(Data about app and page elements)
<<<<

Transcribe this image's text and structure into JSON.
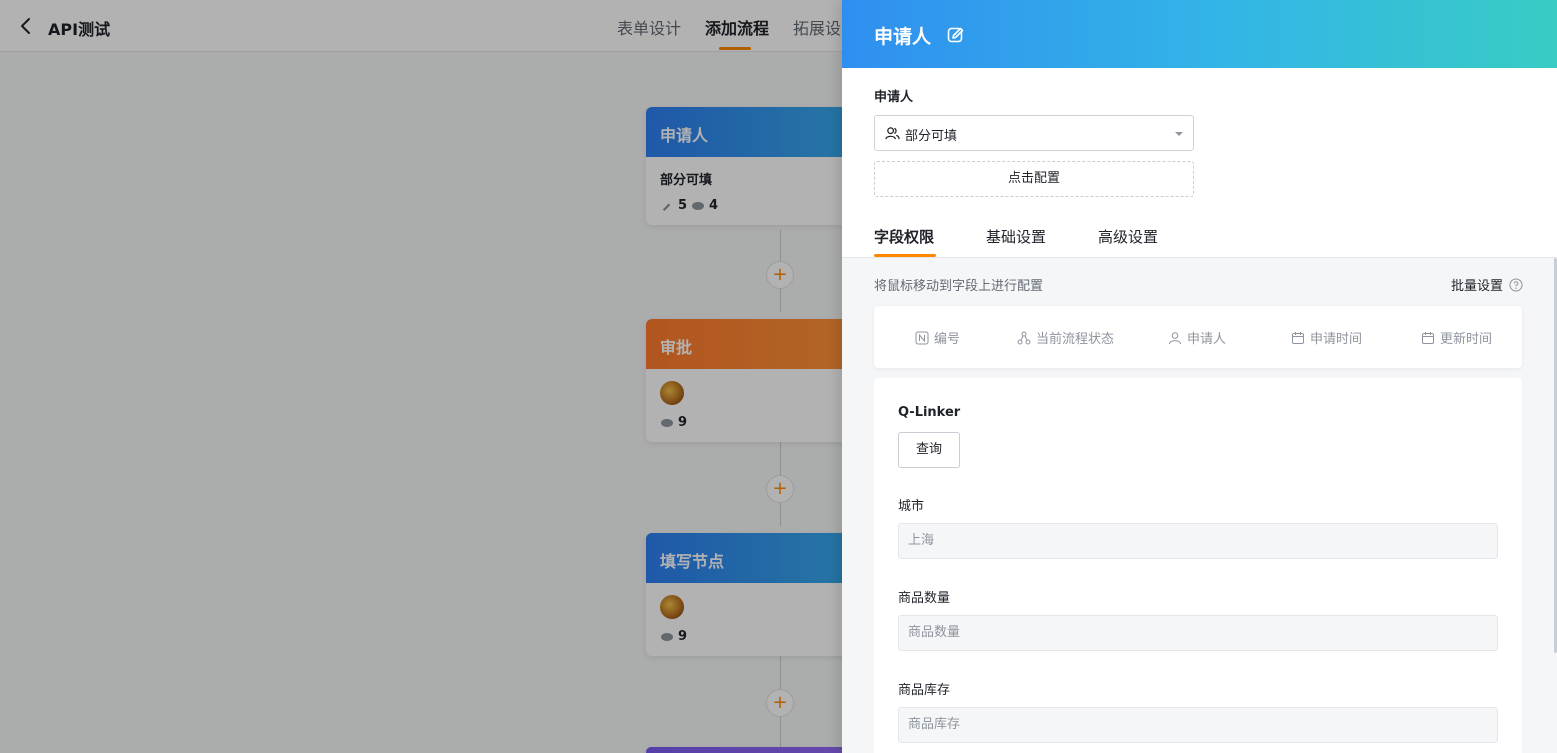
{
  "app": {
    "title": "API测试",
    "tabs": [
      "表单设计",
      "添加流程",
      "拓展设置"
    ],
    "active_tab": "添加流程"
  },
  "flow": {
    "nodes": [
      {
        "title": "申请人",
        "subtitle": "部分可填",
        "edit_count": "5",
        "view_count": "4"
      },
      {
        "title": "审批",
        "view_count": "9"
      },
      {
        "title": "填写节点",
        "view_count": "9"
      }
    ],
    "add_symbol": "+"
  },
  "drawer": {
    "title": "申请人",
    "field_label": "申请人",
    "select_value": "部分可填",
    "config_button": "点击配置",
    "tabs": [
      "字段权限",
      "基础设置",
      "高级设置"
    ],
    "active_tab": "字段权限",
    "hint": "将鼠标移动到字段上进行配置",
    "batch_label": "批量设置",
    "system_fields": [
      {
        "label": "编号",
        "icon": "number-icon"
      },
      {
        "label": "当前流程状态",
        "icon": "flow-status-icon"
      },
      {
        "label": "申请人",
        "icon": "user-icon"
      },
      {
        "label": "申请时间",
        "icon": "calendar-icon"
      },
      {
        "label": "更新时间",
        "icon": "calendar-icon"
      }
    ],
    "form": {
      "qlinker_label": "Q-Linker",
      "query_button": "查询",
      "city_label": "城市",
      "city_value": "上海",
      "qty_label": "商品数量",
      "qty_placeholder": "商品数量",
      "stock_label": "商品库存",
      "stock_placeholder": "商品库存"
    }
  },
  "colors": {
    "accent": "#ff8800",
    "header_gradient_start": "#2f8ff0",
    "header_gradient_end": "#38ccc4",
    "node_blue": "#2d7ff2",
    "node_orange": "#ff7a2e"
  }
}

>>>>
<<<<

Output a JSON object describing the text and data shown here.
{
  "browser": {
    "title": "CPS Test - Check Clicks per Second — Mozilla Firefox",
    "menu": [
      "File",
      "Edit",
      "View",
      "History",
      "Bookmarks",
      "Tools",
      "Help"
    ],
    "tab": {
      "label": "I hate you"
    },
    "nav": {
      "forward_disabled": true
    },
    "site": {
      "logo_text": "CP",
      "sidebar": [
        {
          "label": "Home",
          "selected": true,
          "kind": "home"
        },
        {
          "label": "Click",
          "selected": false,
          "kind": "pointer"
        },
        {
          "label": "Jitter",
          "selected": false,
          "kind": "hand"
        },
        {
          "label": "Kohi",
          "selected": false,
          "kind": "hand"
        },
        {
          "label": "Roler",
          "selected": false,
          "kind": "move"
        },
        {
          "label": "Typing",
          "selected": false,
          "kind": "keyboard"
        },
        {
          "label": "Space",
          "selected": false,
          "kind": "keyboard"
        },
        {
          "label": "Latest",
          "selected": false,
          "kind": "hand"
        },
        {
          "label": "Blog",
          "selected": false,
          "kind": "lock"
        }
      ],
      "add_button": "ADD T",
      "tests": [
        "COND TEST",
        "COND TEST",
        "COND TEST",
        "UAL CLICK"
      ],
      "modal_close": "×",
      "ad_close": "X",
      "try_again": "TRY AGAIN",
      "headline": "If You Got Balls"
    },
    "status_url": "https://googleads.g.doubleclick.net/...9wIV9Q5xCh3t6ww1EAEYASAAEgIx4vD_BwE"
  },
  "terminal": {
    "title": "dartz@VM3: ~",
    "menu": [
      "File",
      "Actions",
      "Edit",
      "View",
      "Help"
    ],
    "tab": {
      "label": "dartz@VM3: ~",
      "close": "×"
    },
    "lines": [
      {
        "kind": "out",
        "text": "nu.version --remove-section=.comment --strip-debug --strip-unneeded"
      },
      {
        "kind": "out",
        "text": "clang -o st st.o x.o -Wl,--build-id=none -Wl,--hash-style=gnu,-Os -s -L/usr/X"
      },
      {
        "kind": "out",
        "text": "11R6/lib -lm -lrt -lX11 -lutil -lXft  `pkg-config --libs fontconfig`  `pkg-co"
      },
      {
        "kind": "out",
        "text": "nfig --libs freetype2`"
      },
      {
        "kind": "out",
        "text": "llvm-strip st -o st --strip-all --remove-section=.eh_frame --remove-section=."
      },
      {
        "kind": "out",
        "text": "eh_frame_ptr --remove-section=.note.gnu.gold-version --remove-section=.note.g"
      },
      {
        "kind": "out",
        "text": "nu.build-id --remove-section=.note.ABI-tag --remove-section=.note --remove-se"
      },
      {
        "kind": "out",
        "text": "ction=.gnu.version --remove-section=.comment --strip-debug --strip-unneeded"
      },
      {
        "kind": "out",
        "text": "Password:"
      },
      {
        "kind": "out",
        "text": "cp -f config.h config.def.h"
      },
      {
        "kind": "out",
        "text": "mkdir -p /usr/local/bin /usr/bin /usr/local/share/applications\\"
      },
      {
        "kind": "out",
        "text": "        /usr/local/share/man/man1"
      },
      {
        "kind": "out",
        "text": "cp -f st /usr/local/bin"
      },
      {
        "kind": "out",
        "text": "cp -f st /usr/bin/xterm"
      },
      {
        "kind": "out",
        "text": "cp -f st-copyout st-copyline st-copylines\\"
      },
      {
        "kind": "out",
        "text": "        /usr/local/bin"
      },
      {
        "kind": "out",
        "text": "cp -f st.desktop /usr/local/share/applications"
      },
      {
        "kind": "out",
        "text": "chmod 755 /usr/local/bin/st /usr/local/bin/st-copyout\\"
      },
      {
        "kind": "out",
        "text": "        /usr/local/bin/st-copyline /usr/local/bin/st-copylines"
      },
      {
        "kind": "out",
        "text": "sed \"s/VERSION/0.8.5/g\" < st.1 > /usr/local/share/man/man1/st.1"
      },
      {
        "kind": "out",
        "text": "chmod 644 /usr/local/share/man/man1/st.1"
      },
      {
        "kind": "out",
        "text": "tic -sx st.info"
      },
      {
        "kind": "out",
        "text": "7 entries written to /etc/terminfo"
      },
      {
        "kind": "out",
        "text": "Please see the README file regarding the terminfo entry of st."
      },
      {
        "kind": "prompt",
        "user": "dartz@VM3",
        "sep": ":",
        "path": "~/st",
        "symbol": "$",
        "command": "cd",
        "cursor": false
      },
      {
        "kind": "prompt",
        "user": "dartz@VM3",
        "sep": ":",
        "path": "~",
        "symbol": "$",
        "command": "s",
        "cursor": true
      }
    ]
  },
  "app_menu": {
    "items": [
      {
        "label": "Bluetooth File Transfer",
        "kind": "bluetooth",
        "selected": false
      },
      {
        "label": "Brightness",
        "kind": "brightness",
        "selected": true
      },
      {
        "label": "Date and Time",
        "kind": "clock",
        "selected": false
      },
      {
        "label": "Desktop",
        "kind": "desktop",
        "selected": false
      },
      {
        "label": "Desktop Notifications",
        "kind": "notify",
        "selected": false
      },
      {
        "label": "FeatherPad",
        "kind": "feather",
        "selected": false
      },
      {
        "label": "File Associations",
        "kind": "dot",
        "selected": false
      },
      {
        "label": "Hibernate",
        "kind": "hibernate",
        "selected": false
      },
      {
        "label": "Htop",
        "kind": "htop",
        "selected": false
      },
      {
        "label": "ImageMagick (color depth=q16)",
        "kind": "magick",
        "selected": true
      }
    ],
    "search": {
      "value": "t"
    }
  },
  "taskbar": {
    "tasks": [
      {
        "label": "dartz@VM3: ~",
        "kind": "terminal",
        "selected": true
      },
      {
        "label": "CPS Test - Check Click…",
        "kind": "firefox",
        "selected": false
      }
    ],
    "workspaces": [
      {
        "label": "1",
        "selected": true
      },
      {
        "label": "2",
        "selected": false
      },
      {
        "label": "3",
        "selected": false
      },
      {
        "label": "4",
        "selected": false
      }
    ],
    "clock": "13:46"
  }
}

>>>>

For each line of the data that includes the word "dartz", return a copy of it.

    "title": "dartz@VM3: ~",
      "label": "dartz@VM3: ~",
        "user": "dartz@VM3",
        "user": "dartz@VM3",
        "label": "dartz@VM3: ~",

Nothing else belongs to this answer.